Ramosetron Shows Long-Term Efficacy in IBS-D without Alosetron's Adverse Side Effects

In a clinical review published in Clinical and Experimental Gastroenterology, researchers from Iwate Medical University in Japan evaluated the long-term safety and efficacy of the novel serotonin-receptor agonist ramosetron in patients suffering from diarrhea-predominant irritable bowel syndrome (IBS-D).

In a clinical review published in Clinical and Experimental Gastroenterology, researchers from Iwate Medical University in Japan evaluated the long-term safety and efficacy of the novel serotonin-receptor agonist ramosetron in patients suffering from diarrhea-predominant irritable bowel syndrome (IBS-D).

For their “Long-term Efficacy and Safety of Ramosetron in the Treatment of Diarrhea-Predominant Irritable Bowel Syndrome” research, Toshimi Chiba, MD, and colleagues examined data on ramosetron from two double-blind, placebo-controlled, parallel-group studies with a total of 957 IBS-D patients and a 12-week randomized controlled trial of 539 IBS-D patients.

In the first double-blind study, once-daily doses of 5 or 10 micrograms of ramosetron “increased the monthly responder rates of “patient-reported global assessment of relief of IBS symptoms” compared to placebo,” while the second double-blind trial found a once-daily 5 microgram dose of ramosetron “was effective and well tolerated in the treatment of abdominal pain, discomfort, and altered bowel habits,” the authors wrote.

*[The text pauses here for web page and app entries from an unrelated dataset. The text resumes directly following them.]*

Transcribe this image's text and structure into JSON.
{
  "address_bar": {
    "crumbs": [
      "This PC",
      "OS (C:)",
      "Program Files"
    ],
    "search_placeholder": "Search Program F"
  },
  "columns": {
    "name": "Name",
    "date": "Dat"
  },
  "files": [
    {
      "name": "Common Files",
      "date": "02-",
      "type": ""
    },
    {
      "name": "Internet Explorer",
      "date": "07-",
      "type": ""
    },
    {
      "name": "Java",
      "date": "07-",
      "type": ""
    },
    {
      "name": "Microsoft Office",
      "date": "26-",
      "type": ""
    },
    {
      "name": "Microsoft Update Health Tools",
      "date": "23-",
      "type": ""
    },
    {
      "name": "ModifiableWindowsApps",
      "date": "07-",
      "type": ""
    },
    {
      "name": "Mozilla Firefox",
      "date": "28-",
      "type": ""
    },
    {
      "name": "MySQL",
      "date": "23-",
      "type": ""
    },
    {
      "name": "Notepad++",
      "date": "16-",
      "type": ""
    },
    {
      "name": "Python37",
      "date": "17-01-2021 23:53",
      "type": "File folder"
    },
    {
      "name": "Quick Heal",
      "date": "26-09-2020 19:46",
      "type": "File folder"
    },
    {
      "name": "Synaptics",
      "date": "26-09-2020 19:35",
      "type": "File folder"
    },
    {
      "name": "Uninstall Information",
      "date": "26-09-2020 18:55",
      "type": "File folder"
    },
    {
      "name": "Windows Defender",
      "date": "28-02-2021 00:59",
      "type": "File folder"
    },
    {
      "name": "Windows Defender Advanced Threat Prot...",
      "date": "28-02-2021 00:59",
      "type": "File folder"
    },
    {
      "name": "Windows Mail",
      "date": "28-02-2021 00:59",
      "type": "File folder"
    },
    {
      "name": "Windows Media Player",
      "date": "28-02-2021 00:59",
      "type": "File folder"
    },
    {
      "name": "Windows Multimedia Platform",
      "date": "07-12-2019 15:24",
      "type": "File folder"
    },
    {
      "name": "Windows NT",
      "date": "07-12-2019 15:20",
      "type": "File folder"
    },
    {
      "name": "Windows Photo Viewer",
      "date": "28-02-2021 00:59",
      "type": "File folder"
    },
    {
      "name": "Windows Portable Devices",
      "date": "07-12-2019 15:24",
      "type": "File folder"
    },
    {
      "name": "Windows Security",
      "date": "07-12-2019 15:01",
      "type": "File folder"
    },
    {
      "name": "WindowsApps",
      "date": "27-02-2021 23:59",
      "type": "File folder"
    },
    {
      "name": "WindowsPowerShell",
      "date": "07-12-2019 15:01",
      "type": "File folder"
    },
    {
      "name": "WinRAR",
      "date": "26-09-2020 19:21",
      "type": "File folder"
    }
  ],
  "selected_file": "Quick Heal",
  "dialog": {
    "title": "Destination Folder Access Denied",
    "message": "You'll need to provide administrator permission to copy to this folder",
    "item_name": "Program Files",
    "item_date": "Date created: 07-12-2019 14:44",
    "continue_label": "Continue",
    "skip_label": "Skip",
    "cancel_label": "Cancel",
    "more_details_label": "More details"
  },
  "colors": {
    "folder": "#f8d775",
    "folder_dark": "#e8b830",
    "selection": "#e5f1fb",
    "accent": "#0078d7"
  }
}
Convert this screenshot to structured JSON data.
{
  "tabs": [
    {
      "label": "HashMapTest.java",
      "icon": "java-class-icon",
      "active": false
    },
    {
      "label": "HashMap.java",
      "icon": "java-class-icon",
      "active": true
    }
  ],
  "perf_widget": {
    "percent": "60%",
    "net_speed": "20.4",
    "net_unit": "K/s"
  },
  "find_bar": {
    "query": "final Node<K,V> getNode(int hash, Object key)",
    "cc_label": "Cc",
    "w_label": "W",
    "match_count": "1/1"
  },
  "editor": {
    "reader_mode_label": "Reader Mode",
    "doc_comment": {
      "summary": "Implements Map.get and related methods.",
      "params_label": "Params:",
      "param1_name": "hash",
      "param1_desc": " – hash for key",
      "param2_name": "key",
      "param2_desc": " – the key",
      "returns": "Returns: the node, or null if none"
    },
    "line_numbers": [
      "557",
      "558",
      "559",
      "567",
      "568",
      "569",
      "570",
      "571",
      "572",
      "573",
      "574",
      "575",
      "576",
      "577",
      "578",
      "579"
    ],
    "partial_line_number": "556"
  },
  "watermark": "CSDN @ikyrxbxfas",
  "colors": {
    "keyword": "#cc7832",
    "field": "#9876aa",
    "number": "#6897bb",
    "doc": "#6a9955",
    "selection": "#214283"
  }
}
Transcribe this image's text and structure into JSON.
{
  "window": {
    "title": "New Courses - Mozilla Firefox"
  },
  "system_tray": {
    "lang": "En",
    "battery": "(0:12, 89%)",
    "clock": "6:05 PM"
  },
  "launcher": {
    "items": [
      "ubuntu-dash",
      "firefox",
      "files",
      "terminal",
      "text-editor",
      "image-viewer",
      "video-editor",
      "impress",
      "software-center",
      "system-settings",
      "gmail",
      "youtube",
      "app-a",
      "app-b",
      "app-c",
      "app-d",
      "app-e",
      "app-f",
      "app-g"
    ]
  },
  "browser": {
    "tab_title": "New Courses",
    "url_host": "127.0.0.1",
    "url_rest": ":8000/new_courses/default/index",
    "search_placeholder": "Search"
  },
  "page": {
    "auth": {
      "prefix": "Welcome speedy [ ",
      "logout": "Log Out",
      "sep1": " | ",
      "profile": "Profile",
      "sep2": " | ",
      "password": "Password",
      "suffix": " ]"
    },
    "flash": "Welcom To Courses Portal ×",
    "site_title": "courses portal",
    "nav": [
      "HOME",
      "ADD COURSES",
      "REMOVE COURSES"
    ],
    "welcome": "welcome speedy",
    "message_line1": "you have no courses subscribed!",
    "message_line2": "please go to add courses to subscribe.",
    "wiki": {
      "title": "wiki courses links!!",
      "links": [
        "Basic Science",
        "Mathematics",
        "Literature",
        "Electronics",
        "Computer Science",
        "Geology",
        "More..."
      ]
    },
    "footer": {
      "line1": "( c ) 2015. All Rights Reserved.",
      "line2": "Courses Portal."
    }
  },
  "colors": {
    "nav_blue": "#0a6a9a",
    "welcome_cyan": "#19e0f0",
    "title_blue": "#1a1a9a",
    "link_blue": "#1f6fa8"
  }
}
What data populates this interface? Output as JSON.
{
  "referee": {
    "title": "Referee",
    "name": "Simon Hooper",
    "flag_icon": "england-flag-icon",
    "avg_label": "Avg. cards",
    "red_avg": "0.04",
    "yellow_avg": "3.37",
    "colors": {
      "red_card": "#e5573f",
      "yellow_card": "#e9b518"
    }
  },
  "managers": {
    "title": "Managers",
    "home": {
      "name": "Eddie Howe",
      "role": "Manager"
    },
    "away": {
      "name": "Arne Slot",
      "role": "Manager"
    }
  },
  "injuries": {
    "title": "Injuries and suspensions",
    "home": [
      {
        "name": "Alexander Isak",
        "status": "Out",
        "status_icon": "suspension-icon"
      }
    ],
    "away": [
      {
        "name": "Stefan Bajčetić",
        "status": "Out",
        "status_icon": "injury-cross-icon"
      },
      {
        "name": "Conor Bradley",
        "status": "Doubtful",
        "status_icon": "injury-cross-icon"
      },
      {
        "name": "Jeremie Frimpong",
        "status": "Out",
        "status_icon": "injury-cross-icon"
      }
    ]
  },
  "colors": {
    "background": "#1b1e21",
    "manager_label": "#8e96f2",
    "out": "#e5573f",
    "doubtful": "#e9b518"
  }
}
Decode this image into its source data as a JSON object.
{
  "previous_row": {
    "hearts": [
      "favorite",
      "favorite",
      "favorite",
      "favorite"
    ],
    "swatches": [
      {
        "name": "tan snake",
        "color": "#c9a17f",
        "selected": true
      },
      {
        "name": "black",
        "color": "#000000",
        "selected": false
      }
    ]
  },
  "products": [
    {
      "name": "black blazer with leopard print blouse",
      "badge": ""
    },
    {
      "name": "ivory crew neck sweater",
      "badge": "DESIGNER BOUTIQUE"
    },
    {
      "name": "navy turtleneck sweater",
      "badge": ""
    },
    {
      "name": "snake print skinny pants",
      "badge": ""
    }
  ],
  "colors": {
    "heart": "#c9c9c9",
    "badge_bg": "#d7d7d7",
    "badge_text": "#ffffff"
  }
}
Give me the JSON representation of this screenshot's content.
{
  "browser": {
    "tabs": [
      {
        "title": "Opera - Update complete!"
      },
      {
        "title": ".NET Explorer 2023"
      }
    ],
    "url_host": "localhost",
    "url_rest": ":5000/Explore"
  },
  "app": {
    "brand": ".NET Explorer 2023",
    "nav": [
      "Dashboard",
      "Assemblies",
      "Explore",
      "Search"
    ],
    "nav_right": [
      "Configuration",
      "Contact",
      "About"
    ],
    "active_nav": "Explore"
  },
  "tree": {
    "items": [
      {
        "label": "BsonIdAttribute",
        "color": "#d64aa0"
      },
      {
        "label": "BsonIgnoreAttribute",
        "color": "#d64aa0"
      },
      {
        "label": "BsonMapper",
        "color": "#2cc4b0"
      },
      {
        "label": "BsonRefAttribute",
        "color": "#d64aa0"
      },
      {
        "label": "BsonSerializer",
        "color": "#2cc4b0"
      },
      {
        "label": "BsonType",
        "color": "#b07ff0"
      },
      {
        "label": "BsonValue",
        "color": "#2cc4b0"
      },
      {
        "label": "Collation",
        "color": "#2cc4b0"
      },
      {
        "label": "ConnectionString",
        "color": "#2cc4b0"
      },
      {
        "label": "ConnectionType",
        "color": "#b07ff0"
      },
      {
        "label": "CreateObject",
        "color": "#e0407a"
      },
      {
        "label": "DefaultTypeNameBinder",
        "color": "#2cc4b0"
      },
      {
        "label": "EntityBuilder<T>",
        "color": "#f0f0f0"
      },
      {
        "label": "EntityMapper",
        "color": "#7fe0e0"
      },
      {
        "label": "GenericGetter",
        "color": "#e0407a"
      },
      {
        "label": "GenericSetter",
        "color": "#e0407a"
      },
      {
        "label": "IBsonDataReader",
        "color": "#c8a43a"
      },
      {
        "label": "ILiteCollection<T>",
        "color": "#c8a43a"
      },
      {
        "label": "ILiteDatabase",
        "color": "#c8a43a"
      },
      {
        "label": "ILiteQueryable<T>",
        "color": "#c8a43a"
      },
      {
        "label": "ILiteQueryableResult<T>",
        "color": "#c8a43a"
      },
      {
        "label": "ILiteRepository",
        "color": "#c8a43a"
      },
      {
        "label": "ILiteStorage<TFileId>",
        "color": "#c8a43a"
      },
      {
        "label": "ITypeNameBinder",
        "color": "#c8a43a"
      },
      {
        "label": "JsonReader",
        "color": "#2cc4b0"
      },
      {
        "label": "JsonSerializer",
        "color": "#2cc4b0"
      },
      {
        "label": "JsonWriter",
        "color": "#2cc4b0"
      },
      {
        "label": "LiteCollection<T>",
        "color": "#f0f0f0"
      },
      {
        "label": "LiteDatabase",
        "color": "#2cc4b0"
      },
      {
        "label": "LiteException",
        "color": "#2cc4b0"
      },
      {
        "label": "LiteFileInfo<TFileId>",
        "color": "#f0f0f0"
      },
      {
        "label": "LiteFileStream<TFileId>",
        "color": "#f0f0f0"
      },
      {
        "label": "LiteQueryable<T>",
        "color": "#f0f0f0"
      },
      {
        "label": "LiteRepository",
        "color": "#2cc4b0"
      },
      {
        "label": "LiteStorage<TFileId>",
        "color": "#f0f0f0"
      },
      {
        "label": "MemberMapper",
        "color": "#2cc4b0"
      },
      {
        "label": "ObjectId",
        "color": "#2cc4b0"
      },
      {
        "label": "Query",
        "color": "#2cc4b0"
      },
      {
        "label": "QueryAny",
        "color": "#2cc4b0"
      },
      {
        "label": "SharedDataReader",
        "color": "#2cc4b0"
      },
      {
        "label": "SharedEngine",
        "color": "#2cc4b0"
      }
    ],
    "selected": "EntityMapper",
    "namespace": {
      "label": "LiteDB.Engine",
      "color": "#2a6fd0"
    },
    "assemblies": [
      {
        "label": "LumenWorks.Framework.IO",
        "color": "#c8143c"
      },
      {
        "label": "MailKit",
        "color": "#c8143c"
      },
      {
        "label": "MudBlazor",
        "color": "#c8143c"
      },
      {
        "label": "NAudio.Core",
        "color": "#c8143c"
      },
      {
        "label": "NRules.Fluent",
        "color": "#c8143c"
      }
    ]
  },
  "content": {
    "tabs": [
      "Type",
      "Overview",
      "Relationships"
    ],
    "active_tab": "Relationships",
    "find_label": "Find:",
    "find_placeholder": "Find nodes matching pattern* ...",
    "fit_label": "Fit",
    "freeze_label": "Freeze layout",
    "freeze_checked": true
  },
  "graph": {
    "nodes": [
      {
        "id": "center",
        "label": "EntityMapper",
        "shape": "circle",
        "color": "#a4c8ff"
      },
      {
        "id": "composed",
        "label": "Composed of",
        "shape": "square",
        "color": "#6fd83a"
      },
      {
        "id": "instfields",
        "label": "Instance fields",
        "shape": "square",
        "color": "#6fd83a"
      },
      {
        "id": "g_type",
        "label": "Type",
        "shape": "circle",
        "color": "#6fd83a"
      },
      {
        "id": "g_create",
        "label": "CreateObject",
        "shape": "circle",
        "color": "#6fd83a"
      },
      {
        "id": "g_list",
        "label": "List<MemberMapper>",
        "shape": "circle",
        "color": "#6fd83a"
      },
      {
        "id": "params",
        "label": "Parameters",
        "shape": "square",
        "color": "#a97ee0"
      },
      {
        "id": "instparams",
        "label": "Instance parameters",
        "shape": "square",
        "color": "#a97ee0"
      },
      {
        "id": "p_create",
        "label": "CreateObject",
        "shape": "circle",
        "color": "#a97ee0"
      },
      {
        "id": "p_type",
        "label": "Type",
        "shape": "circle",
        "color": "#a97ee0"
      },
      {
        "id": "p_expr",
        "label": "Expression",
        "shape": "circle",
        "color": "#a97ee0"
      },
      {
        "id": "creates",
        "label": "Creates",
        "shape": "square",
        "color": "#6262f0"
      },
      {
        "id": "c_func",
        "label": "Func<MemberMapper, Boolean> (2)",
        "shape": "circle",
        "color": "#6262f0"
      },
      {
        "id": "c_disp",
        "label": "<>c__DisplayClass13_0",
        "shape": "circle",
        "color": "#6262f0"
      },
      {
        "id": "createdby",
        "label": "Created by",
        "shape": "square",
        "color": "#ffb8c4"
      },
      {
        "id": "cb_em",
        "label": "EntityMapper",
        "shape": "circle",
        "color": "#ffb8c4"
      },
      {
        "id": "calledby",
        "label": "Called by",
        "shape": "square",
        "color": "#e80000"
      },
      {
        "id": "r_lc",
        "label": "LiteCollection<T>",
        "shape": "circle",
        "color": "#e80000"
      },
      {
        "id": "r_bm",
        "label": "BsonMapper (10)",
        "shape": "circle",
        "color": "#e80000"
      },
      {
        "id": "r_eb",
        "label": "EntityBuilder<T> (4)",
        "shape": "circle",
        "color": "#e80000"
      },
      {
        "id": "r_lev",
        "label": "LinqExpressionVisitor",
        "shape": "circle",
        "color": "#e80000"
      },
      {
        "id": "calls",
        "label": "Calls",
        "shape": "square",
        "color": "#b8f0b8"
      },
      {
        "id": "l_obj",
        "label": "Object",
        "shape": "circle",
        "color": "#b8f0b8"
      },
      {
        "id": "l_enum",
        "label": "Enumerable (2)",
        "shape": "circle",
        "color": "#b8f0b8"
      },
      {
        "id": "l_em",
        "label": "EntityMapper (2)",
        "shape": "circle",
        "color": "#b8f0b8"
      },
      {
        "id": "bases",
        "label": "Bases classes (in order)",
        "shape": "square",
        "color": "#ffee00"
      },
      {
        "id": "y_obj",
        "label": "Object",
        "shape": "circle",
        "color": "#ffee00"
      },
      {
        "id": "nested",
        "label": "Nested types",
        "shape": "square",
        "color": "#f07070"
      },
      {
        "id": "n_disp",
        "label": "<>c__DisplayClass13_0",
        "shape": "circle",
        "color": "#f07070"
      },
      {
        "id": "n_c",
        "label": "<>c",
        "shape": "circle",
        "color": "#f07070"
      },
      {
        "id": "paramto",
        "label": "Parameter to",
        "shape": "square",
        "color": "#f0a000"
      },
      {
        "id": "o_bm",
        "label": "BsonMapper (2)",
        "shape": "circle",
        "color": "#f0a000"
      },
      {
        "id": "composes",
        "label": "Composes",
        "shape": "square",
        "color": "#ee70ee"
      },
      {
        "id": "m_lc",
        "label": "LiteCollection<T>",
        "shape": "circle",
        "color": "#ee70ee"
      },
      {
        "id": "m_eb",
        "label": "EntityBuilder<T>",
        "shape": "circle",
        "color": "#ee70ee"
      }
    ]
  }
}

A similar positive response to once-daily 5-microgram ramosetron treatment was discovered in IBS-D patients enrolled in the 12-week randomized study, as “relief of abdominal pain or discomfort was reported by 46 percent of patients with ramosetron versus 33 percent with placebo (P=0.005), and improved abnormal bowel habits were reported by 44 percent with ramosetron compared to 24 percent with placebo (P<0.001),” the researchers reported. Additionally, results of the trial’s post-marketing survey demonstrated “long-term efficacy for overall improvement of IBS symptoms” up to 52 weeks, according to the authors. (Table on next page)

Comparing adverse events in IBS-D patients receiving ramosetron to those treated with the more potent serotonin-receptor agonist alosetron, the researchers found the incidence of mild or moderate constipation with ramosetron was 5.2 percent, which was significantly lower than alosetron’s 29 percent constipation incidence. In addition, ischemic colitis and severe constipation were reported with alosetron use, but neither of those adverse side effects was observed in IBS-D patients treated with ramosetron.

Given that ramosetron “has been useful in attaining relief of abdominal pain or discomfort and improvements in abnormal bowel habits” — and in contrast to alosetron, “adverse events such as abdominal distension, constipation, and hard stool, and ischemic colitis (are) unlikely to be caused by ramosetron” — the authors concluded that the serotonin-receptor agonist “would be the candidate of first choice for treating IBS-D clinically,” though they noted that “further studies to evaluate the long-term efficacy and safety of ramosetron are warranted in the form of randomized controlled trials.”